To raise awareness and historical literacy, the Lapidus Center engages the public with a variety of programs, an annual nonfiction prize, exhibitions, conferences, and partnerships with local, national, and international institutions.
Discover classic and contemporary novels, poetry, and nonfiction works curated by the Lapidus Center and Penguin Classics on slavery and memory in the U.S.
Dr. Michelle D. Commander, associate director and curator of the Lapidus Center, has published two new books including Unsung: Unheralded Narratives of American Slavery & Abolition and Avidly Reads: Passages.
This exhibition highlights several of the ways that abolitionists engaged with the arts to agitate for enslaved people’s liberty in the eighteenth and nineteenth centuries.
The virtual 2021 Lapidus Center conference explored medicine in the age of Atlantic slavery via a combination of keynote conversations and panel sessions. Explore videos of the conference and find out more about Black wellness.

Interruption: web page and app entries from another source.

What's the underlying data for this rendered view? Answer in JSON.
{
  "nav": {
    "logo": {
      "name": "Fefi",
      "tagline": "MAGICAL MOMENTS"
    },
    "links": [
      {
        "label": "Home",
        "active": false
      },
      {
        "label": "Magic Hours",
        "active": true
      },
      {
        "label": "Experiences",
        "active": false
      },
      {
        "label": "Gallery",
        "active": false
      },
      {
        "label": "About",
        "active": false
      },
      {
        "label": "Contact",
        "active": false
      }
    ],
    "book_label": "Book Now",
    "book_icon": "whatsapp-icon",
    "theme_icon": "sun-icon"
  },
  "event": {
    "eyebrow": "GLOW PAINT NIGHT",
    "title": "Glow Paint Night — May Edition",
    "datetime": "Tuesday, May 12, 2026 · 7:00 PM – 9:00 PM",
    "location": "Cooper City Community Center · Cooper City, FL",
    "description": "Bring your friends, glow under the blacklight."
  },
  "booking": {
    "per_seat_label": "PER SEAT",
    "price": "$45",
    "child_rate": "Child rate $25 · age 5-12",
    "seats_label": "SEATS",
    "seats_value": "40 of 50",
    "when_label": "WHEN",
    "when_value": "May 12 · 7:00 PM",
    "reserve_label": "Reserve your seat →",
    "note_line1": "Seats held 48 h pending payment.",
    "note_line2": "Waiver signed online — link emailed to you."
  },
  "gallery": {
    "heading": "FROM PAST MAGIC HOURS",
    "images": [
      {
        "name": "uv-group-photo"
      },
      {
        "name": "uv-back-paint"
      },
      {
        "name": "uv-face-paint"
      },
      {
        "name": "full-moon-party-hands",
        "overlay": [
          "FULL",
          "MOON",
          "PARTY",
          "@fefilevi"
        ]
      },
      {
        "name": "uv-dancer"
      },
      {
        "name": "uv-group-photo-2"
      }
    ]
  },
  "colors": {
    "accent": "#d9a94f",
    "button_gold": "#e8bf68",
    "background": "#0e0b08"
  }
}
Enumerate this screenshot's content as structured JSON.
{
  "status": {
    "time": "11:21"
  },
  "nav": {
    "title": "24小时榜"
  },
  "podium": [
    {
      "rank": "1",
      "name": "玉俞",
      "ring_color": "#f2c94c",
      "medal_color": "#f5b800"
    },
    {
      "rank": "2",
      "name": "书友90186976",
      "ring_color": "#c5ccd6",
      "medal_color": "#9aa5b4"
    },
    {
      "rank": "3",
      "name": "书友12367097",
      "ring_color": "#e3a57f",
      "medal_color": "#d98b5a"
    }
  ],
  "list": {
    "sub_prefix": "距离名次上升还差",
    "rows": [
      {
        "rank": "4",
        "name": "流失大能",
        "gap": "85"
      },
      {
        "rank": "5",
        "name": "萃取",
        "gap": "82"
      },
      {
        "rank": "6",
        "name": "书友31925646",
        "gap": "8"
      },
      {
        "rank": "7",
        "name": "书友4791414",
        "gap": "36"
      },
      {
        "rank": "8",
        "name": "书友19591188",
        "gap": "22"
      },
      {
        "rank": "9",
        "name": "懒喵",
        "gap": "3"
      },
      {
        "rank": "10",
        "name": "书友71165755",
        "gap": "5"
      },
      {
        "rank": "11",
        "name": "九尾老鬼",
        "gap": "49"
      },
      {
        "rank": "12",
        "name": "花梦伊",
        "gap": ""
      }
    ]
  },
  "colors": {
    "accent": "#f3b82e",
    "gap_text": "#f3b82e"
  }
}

Founded in 1925 and named a National Historic Landmark in 2017, the Schomburg Center for Research in Black Culture is one of the world’s leading cultural institutions devoted to the research, preservation, and exhibition of materials focused on African American, African Diaspora, and African experiences.